Defendant-appellant Michael Spencer appeals from a judgment of conviction entered in the United States District Court for the Southern District of New York (DiCarlo, J.) after a jury found him guilty of conspiracy to commit armed robbery of an Insured Postal Credit Union, in violation of 18 U.S.C. § 371, and armed robbery of an Insured Postal Credit Union, in violation of 18 U.S.C. § 2 and § 2113(a) and (d). The district court (McKenna, J.) (to whom Spencer's case was originally assigned) previously had granted defendant's motion to suppress statements he made to FBI agents, finding that defendant made an ambiguous request for counsel at the time of his questioning by the agents. The district court held that the government had failed to meet its burden of proving that defendant initiated interrogation following the request. Defendant's motion to suppress testimony of the car service driver who drove defendant to the robbery was denied, despite defendant's argument that the testimony was "fruit of the poisonous 816*816 tree" derived from defendant's previously suppressed statements. Relying on Supreme Court decisions in Michigan v. Tucker, 417 U.S. 433, 94 S.Ct. 2357, 41 L.Ed.2d 182 (1974) and Michigan v. Harvey, 494 U.S. 344, 110 S.Ct. 1176, 108 L.Ed.2d 293 (1990), the judge reasoned that the violations that occurred during defendant's questioning were not of constitutional magnitude (since the continued questioning did not involve any coercion), but rather violated only procedural safeguards. Accordingly, the third-party witness' testimony was held admissible even though the witness' identity was derived from defendant's statements.

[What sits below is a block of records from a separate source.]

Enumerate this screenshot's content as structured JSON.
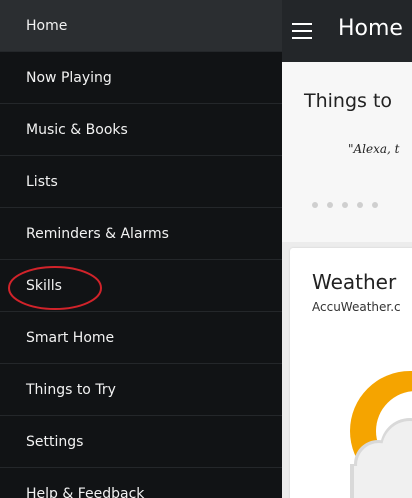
{
  "sidebar": {
    "items": [
      {
        "label": "Home"
      },
      {
        "label": "Now Playing"
      },
      {
        "label": "Music & Books"
      },
      {
        "label": "Lists"
      },
      {
        "label": "Reminders & Alarms"
      },
      {
        "label": "Skills"
      },
      {
        "label": "Smart Home"
      },
      {
        "label": "Things to Try"
      },
      {
        "label": "Settings"
      },
      {
        "label": "Help & Feedback"
      }
    ],
    "highlight_color": "#d2232a"
  },
  "header": {
    "title": "Home",
    "menu_icon": "hamburger-menu-icon"
  },
  "things_to_try": {
    "title": "Things to",
    "quote": "\"Alexa, t",
    "dots_count": 5
  },
  "weather_card": {
    "title": "Weather",
    "source": "AccuWeather.c",
    "icon": "sun-behind-cloud-icon"
  },
  "colors": {
    "sidebar_bg": "#111315",
    "topbar_bg": "#232629",
    "sun": "#f5a400",
    "cloud": "#f0f0f0"
  }
}
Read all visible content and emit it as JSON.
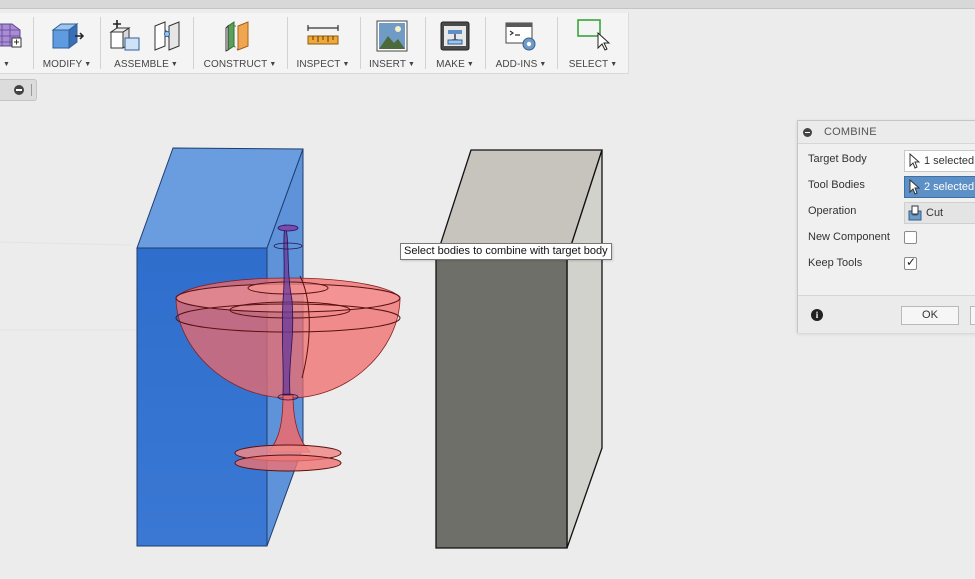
{
  "toolbar": {
    "groups": [
      {
        "label": ""
      },
      {
        "label": "MODIFY"
      },
      {
        "label": "ASSEMBLE"
      },
      {
        "label": "CONSTRUCT"
      },
      {
        "label": "INSPECT"
      },
      {
        "label": "INSERT"
      },
      {
        "label": "MAKE"
      },
      {
        "label": "ADD-INS"
      },
      {
        "label": "SELECT"
      }
    ],
    "caret": "▼"
  },
  "tooltip": {
    "text": "Select bodies to combine with target body"
  },
  "combine_panel": {
    "title": "COMBINE",
    "target_body": {
      "label": "Target Body",
      "value": "1 selected"
    },
    "tool_bodies": {
      "label": "Tool Bodies",
      "value": "2 selected"
    },
    "operation": {
      "label": "Operation",
      "value": "Cut"
    },
    "new_component": {
      "label": "New Component",
      "checked": false
    },
    "keep_tools": {
      "label": "Keep Tools",
      "checked": true,
      "mark": "✓"
    },
    "info_symbol": "i",
    "ok_label": "OK"
  },
  "colors": {
    "target_body": "#3a77cf",
    "tool_body_red": "#f06060",
    "gray_body": "#6f6f6a",
    "active_field": "#5c90c6"
  }
}
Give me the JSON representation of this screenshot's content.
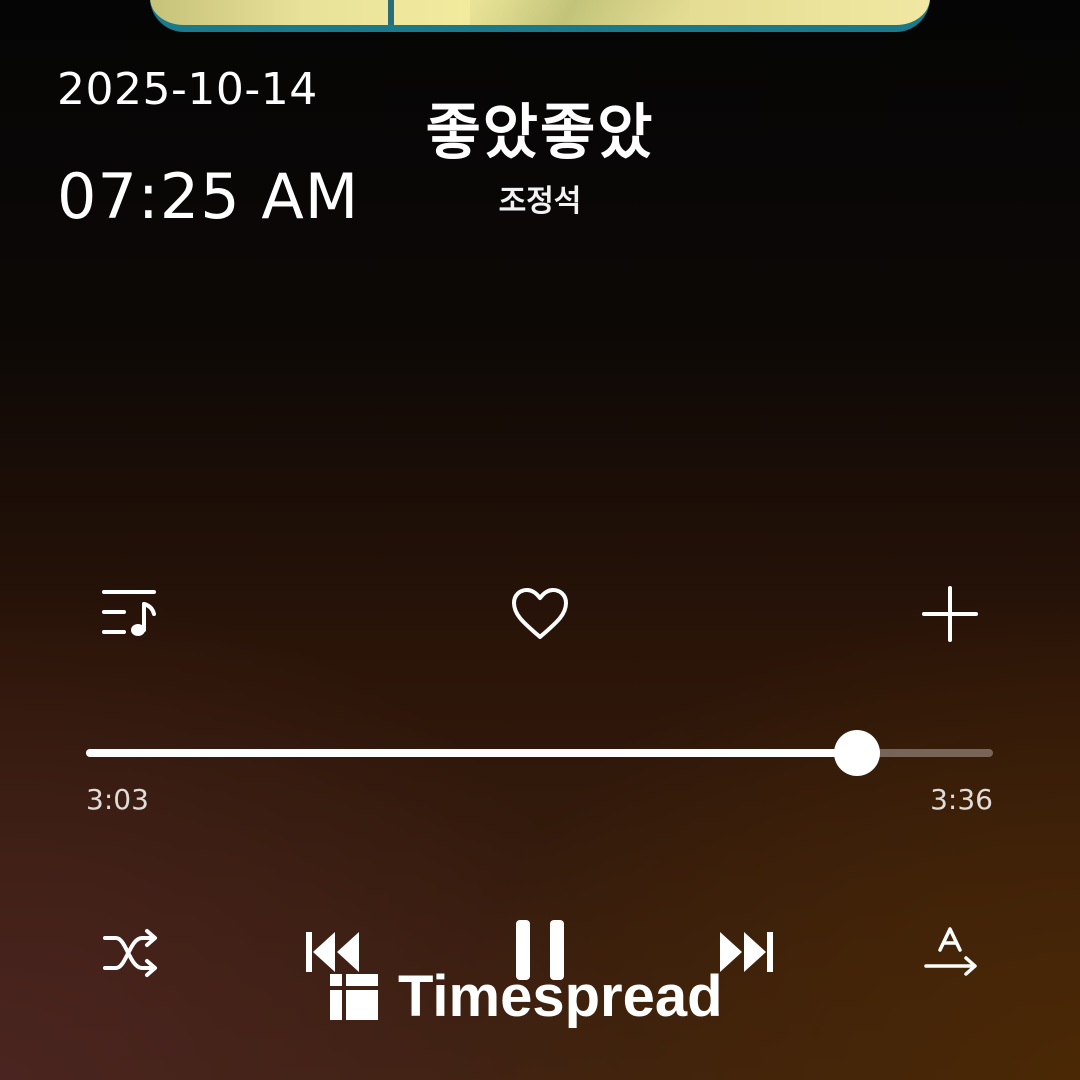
{
  "clock": {
    "date": "2025-10-14",
    "time": "07:25 AM"
  },
  "track": {
    "title": "좋았좋았",
    "artist": "조정석"
  },
  "playback": {
    "elapsed": "3:03",
    "duration": "3:36",
    "progress_fraction": 0.85,
    "state": "playing"
  },
  "actions": {
    "queue_icon": "playlist-music-icon",
    "like_icon": "heart-outline-icon",
    "add_icon": "plus-icon"
  },
  "controls": {
    "shuffle_icon": "shuffle-icon",
    "previous_icon": "skip-previous-icon",
    "play_pause_icon": "pause-icon",
    "next_icon": "skip-next-icon",
    "lyrics_translate_icon": "translate-icon"
  },
  "watermark": {
    "text": "Timespread"
  },
  "colors": {
    "accent": "#ffffff",
    "track_inactive": "#5e5149",
    "album_border": "#1a7a8c"
  }
}
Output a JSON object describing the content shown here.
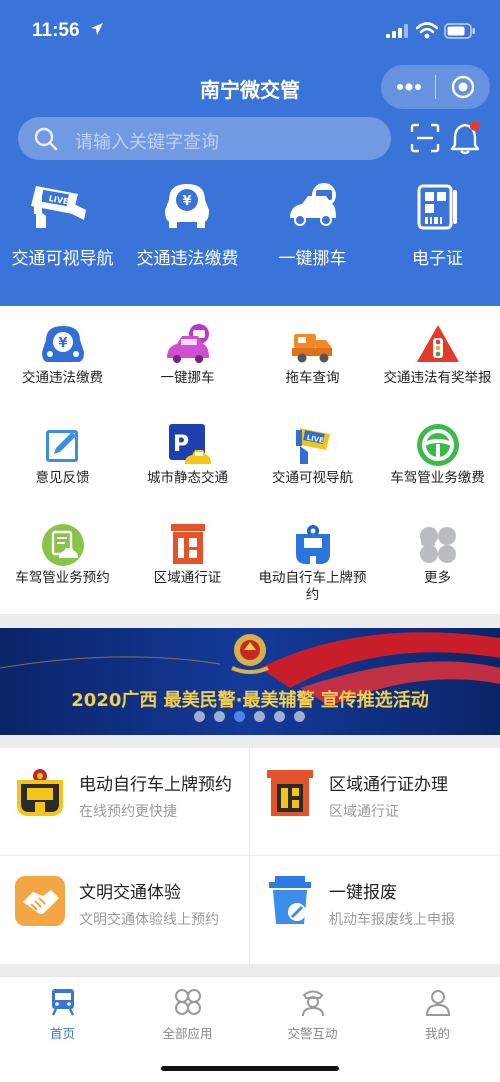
{
  "status_bar": {
    "time": "11:56"
  },
  "header": {
    "title": "南宁微交管",
    "search_placeholder": "请输入关键字查询"
  },
  "top_menu": [
    {
      "label": "交通可视导航",
      "icon": "live-camera-icon"
    },
    {
      "label": "交通违法缴费",
      "icon": "yuan-car-icon"
    },
    {
      "label": "一键挪车",
      "icon": "move-car-icon"
    },
    {
      "label": "电子证",
      "icon": "e-license-icon"
    }
  ],
  "grid": [
    {
      "label": "交通违法缴费",
      "icon": "yuan-car-icon"
    },
    {
      "label": "一键挪车",
      "icon": "move-car-icon"
    },
    {
      "label": "拖车查询",
      "icon": "tow-truck-icon"
    },
    {
      "label": "交通违法有奖举报",
      "icon": "traffic-light-warning-icon"
    },
    {
      "label": "意见反馈",
      "icon": "feedback-edit-icon"
    },
    {
      "label": "城市静态交通",
      "icon": "parking-icon"
    },
    {
      "label": "交通可视导航",
      "icon": "live-camera-icon"
    },
    {
      "label": "车驾管业务缴费",
      "icon": "steering-wheel-icon"
    },
    {
      "label": "车驾管业务预约",
      "icon": "appointment-car-icon"
    },
    {
      "label": "区域通行证",
      "icon": "area-pass-icon"
    },
    {
      "label": "电动自行车上牌预约",
      "icon": "ebike-plate-icon"
    },
    {
      "label": "更多",
      "icon": "more-grid-icon"
    }
  ],
  "banner": {
    "text": "2020广西 最美民警·最美辅警 宣传推选活动",
    "slide_count": 7,
    "active_slide": 2
  },
  "cards": [
    {
      "title": "电动自行车上牌预约",
      "subtitle": "在线预约更快捷",
      "icon": "ebike-plate-icon"
    },
    {
      "title": "区域通行证办理",
      "subtitle": "区域通行证",
      "icon": "area-pass-icon"
    },
    {
      "title": "文明交通体验",
      "subtitle": "文明交通体验线上预约",
      "icon": "handshake-icon"
    },
    {
      "title": "一键报废",
      "subtitle": "机动车报废线上申报",
      "icon": "scrap-car-icon"
    }
  ],
  "tabbar": [
    {
      "label": "首页",
      "icon": "home-train-icon",
      "active": true
    },
    {
      "label": "全部应用",
      "icon": "apps-icon",
      "active": false
    },
    {
      "label": "交警互动",
      "icon": "police-officer-icon",
      "active": false
    },
    {
      "label": "我的",
      "icon": "user-icon",
      "active": false
    }
  ],
  "colors": {
    "brand": "#3b74d8",
    "banner": "#0d2a72",
    "accent_red": "#e23b2e"
  }
}
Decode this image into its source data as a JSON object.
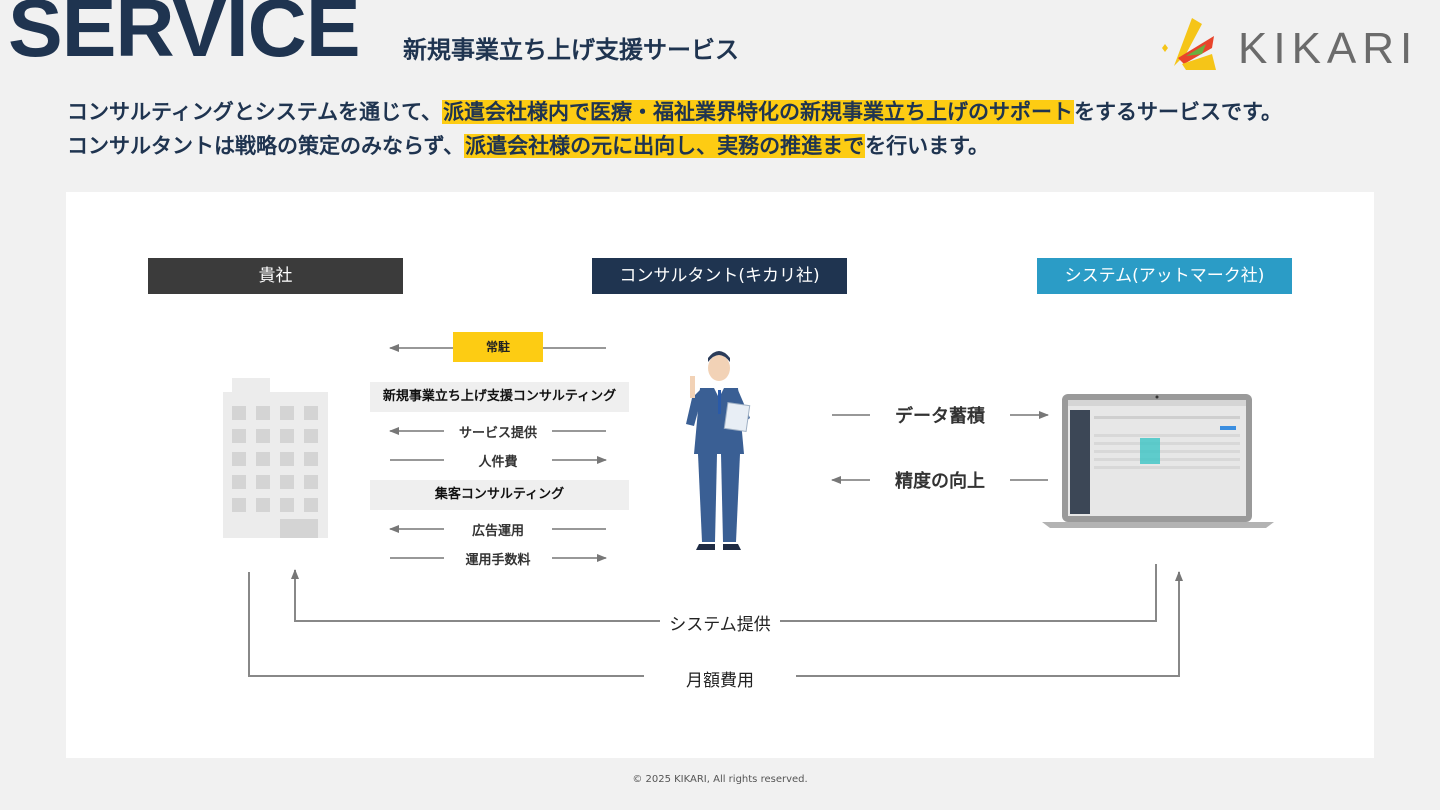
{
  "header": {
    "title": "SERVICE",
    "subtitle": "新規事業立ち上げ支援サービス",
    "logo_text": "KIKARI"
  },
  "intro": {
    "line1": {
      "before": "コンサルティングとシステムを通じて、",
      "highlight": "派遣会社様内で医療・福祉業界特化の新規事業立ち上げのサポート",
      "after": "をするサービスです。"
    },
    "line2": {
      "before": "コンサルタントは戦略の策定のみならず、",
      "highlight": "派遣会社様の元に出向し、実務の推進まで",
      "after": "を行います。"
    },
    "highlight_color": "#fdcc13"
  },
  "diagram": {
    "columns": {
      "client": "貴社",
      "consultant": "コンサルタント(キカリ社)",
      "system": "システム(アットマーク社)"
    },
    "column_colors": {
      "client": "#3b3b3b",
      "consultant": "#1f3450",
      "system": "#2b9cc6"
    },
    "stay": "常駐",
    "consulting_new_business": {
      "title": "新規事業立ち上げ支援コンサルティング",
      "service": "サービス提供",
      "cost": "人件費"
    },
    "consulting_marketing": {
      "title": "集客コンサルティング",
      "ads": "広告運用",
      "fee": "運用手数料"
    },
    "data_accumulation": "データ蓄積",
    "accuracy": "精度の向上",
    "system_provision": "システム提供",
    "monthly_fee": "月額費用"
  },
  "footer": {
    "copyright": "© 2025 KIKARI, All rights reserved."
  }
}
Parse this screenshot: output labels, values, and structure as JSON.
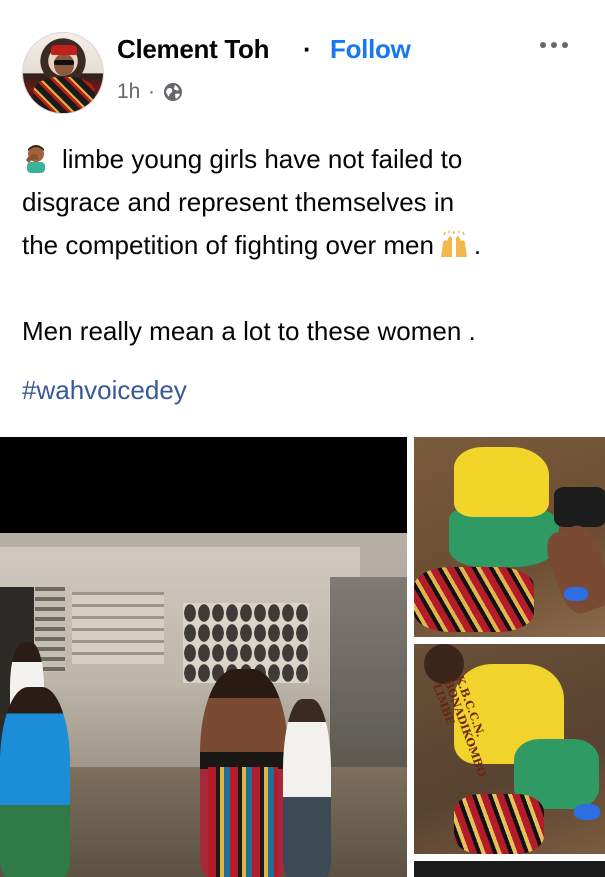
{
  "post": {
    "author": "Clement Toh",
    "separator": "·",
    "follow_label": "Follow",
    "timestamp": "1h",
    "time_separator": "·",
    "privacy_icon": "globe-icon",
    "more_icon": "more-horizontal-icon",
    "text_line_1": "limbe young girls have not failed to",
    "text_line_2": "disgrace and represent themselves  in",
    "text_line_3a": "the competition of fighting over men",
    "text_line_3b": ".",
    "text_line_4": "Men really mean a lot to these women .",
    "hashtag": "#wahvoicedey",
    "emoji_start": "man-facepalming-emoji",
    "emoji_mid": "raising-hands-emoji"
  },
  "media": {
    "photo_count": 3,
    "overlay_text_shirt": "K.B.C.C.N. BONADIKOMBO LIMBE"
  },
  "colors": {
    "link": "#1877f2",
    "hashtag": "#385898",
    "meta": "#65676b",
    "text": "#050505"
  }
}
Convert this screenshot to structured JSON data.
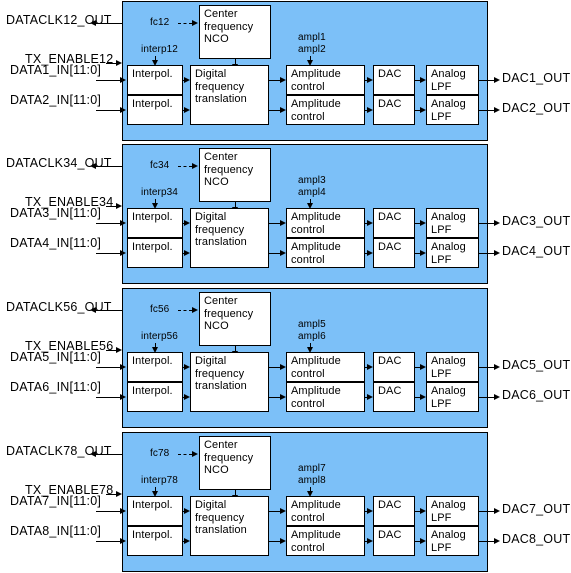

At sentencing, the district court accepted the recommendation made in the presentence report and classified defendant as a "Career Offender" pursuant to section 4B1.1 of the United States Sentencing Guidelines (the "Guidelines"), based upon defendant's prior convictions for attempted robbery in the third degree and robbery in the second degree. On appeal, defendant argues that the failure to suppress the derivative third-party witness' testimony violated his constitutional rights under the Fifth and Sixth Amendments. He also challenges the district court's classification of him as a "Career Offender" under the Guidelines.
For the reasons stated below, we vacate the conviction and remand the case to the district court to determine, as required by Harvey, whether defendant's waiver, if any, of his right to counsel was knowing and voluntary. The district court should also consider the government's alternative theories for admitting the testimony, namely the "attenuation" and "inevitable discovery" doctrines, if it finds defendant did not knowingly and voluntarily waive. We affirm the district court's decision to classify defendant as a "Career Offender" under the Guidelines.
Miner '56, Roger J., "US v. Spencer, 955 F. 2d 814 - Court of Appeals, 2nd Circuit 1992" (1992). Circuit Court Opinions. 333.